Aim of the task: The required output consists solely of the lines from the line containing "Extract the structured" through the end of the records, copied exactly.

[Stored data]
[Start of section]

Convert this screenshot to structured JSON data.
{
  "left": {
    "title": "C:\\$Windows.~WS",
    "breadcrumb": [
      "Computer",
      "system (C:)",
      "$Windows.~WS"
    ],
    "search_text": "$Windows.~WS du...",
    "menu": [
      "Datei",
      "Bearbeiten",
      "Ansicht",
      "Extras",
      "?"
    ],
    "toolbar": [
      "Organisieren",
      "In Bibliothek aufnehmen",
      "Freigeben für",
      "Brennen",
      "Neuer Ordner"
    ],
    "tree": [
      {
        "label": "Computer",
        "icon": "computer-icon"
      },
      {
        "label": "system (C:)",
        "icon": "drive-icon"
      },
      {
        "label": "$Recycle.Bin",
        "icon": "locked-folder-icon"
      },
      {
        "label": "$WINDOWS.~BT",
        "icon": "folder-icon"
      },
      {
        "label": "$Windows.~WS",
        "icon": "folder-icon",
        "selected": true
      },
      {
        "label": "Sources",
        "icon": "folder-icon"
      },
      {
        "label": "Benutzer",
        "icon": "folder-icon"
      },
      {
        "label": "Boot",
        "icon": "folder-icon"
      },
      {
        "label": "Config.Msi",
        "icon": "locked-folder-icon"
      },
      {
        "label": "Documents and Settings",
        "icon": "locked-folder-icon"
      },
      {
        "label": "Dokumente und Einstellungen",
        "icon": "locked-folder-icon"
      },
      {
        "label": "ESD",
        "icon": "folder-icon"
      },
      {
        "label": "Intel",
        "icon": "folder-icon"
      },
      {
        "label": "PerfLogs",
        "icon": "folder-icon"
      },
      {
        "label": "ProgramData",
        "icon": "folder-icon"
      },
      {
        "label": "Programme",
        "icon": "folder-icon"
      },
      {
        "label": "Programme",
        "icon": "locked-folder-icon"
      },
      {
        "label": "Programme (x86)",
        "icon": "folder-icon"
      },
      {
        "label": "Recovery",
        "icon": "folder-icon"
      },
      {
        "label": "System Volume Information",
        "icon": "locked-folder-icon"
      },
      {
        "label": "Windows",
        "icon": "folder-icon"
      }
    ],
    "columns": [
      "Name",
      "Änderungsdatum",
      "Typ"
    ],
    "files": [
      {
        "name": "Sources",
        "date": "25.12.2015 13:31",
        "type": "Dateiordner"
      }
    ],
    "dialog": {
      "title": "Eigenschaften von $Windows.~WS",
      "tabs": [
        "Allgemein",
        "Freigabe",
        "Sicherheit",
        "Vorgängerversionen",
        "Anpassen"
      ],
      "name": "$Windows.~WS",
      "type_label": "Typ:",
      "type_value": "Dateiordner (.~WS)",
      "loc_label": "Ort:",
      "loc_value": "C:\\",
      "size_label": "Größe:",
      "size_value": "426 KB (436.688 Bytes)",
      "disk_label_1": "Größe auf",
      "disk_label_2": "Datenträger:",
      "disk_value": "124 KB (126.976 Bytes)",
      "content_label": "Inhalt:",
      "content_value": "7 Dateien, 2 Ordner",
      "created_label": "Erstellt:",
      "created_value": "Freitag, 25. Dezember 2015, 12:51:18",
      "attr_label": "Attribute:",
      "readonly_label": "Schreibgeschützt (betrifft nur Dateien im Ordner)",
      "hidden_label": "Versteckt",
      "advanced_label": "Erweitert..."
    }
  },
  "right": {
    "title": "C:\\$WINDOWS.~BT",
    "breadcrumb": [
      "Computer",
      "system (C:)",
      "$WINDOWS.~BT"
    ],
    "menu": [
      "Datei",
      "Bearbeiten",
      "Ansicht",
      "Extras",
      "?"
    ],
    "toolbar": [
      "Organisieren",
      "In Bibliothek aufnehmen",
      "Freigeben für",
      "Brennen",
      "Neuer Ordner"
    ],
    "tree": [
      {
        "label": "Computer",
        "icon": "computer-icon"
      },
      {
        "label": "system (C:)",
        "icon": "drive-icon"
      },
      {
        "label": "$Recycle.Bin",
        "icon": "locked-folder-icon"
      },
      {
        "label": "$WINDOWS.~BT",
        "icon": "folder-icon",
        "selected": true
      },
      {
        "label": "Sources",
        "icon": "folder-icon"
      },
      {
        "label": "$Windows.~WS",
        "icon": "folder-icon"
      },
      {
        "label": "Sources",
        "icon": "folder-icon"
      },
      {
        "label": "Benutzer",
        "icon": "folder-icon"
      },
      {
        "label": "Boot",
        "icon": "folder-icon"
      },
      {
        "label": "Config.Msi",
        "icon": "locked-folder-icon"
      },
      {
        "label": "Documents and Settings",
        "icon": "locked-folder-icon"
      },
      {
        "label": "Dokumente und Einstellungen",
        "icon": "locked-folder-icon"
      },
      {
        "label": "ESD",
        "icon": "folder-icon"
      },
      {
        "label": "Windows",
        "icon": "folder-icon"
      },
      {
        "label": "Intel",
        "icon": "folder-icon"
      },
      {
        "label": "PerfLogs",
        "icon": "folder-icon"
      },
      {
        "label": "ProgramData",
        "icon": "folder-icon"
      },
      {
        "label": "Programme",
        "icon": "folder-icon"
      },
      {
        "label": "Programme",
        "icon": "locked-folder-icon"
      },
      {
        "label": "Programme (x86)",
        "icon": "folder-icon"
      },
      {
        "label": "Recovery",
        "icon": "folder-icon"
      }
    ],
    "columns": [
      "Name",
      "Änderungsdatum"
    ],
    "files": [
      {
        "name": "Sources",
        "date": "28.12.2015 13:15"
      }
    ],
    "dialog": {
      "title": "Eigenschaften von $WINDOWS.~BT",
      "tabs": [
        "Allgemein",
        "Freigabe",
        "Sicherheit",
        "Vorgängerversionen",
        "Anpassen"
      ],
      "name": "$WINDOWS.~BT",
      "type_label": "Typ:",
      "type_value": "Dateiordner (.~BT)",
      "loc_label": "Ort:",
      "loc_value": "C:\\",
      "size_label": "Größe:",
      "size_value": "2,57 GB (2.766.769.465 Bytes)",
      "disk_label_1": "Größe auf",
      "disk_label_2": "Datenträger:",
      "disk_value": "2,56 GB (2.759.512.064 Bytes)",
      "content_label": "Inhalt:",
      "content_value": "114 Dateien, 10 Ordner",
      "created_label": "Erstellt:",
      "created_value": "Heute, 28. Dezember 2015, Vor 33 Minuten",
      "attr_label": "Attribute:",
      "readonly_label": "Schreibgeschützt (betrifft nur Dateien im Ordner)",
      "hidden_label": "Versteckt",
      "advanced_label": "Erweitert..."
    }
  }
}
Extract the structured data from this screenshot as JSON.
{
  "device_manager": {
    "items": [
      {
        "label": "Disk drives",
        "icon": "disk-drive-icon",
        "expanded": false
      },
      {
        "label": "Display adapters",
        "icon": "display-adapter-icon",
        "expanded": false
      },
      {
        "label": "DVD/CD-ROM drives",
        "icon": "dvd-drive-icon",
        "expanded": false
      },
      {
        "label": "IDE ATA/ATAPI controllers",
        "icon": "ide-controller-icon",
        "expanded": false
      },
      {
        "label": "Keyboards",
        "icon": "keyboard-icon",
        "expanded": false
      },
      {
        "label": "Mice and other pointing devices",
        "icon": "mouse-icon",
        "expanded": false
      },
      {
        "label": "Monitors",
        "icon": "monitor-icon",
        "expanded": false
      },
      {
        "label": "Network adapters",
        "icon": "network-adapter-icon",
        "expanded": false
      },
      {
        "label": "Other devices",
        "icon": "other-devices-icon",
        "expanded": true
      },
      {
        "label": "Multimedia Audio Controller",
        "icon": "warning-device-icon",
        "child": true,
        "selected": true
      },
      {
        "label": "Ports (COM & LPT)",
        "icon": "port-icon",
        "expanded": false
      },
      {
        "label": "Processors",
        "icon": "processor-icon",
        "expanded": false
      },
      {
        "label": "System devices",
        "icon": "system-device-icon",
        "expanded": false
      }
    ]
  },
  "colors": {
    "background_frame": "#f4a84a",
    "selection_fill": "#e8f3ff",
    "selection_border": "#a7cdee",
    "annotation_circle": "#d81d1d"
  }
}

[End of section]

Answer for the task:
Extract the structured data from this screenshot as JSON.
{
  "device_manager": {
    "items": [
      {
        "label": "Disk drives",
        "icon": "disk-drive-icon",
        "expanded": false
      },
      {
        "label": "Display adapters",
        "icon": "display-adapter-icon",
        "expanded": false
      },
      {
        "label": "DVD/CD-ROM drives",
        "icon": "dvd-drive-icon",
        "expanded": false
      },
      {
        "label": "IDE ATA/ATAPI controllers",
        "icon": "ide-controller-icon",
        "expanded": false
      },
      {
        "label": "Keyboards",
        "icon": "keyboard-icon",
        "expanded": false
      },
      {
        "label": "Mice and other pointing devices",
        "icon": "mouse-icon",
        "expanded": false
      },
      {
        "label": "Monitors",
        "icon": "monitor-icon",
        "expanded": false
      },
      {
        "label": "Network adapters",
        "icon": "network-adapter-icon",
        "expanded": false
      },
      {
        "label": "Other devices",
        "icon": "other-devices-icon",
        "expanded": true
      },
      {
        "label": "Multimedia Audio Controller",
        "icon": "warning-device-icon",
        "child": true,
        "selected": true
      },
      {
        "label": "Ports (COM & LPT)",
        "icon": "port-icon",
        "expanded": false
      },
      {
        "label": "Processors",
        "icon": "processor-icon",
        "expanded": false
      },
      {
        "label": "System devices",
        "icon": "system-device-icon",
        "expanded": false
      }
    ]
  },
  "colors": {
    "background_frame": "#f4a84a",
    "selection_fill": "#e8f3ff",
    "selection_border": "#a7cdee",
    "annotation_circle": "#d81d1d"
  }
}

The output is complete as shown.